Kyong Park was born in Korea and moved to the United States at the age of
twelve. He received a BS in Architecture from the University of
Michigan in 1978 and participated in a post-graduate independent
program at the Institute of Architecture and Urban Studies in 1979.
was the founding director of Centrala Foundation for Future Cities in
Rotterdam , a co-curator of Europe Lost and Found, a project on
future geography of Europe, and a founding member of Lost Highway, a
mass expedition through nine cities in the Western Balkans. He is the
editor of Urban Ecology: Detroit and Beyond , a co-curator for Shrinking Cities in Berlin [2002-2004], the founding director of
International Center for Urban Ecology in Detroit [1999-2001], a
curator of Kwangju Biennale in South Korea , a Loeb Fellow at
Harvard University , and the founder/director of StoreFront for
Art and Architecture in New York [1982-98].
As an architect, artist,
urban theorist and activist, Kyong Park’s research and artistic practice
focuses on the city. He is particularly interested in the conditions
which give rise to shrinking cities (Detroit, for instance) and
expanding cities (as in Asia) and to the formation and reconfiguration
of border cities (such as San Diego/Tijuana). His current work is
focused on Asian cities. The New Silk Roads is a research project
based on a planned expedition from Istanbul to Tokyo. This expedition
is a way of gathering images and information in order to understand the
relation between the physical movements of products/labor/resources and
the immaterial movements of information/capital/services over the real
and virtual landscapes of Asia. Its purpose is to better understand the
cultural, political and economic interplay between East and West.

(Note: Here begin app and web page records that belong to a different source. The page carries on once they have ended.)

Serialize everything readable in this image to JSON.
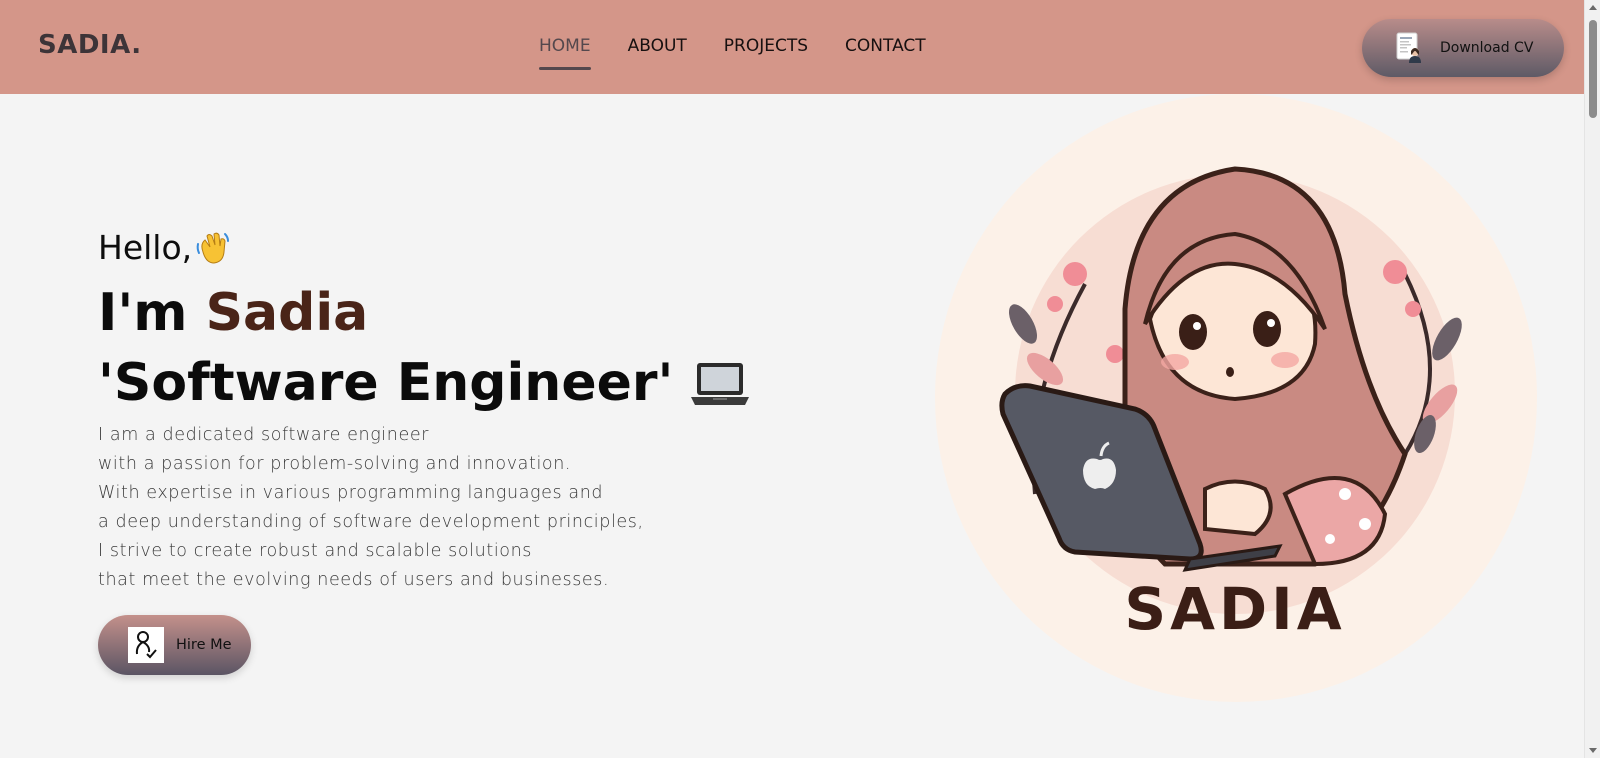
{
  "header": {
    "logo": "SADIA.",
    "nav": [
      {
        "label": "HOME",
        "active": true
      },
      {
        "label": "ABOUT",
        "active": false
      },
      {
        "label": "PROJECTS",
        "active": false
      },
      {
        "label": "CONTACT",
        "active": false
      }
    ],
    "cv_button_label": "Download CV"
  },
  "hero": {
    "greeting": "Hello,",
    "intro_prefix": "I'm ",
    "name": "Sadia",
    "role": "'Software Engineer'",
    "bio_lines": [
      "I am a dedicated software engineer",
      "with a passion for problem-solving and innovation.",
      "With expertise in various programming languages and",
      "a deep understanding of software development principles,",
      "I strive to create robust and scalable solutions",
      "that meet the evolving needs of users and businesses."
    ],
    "hire_button_label": "Hire Me"
  },
  "avatar": {
    "caption": "SADIA",
    "icon": "hijabi-girl-laptop-illustration"
  },
  "colors": {
    "navbar": "#d49689",
    "name_accent": "#4a2418",
    "page_bg": "#f4f4f4"
  }
}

Kyong Park is an acting associate professor
of Public Culture in the department of Visual Arts at UC San Diego.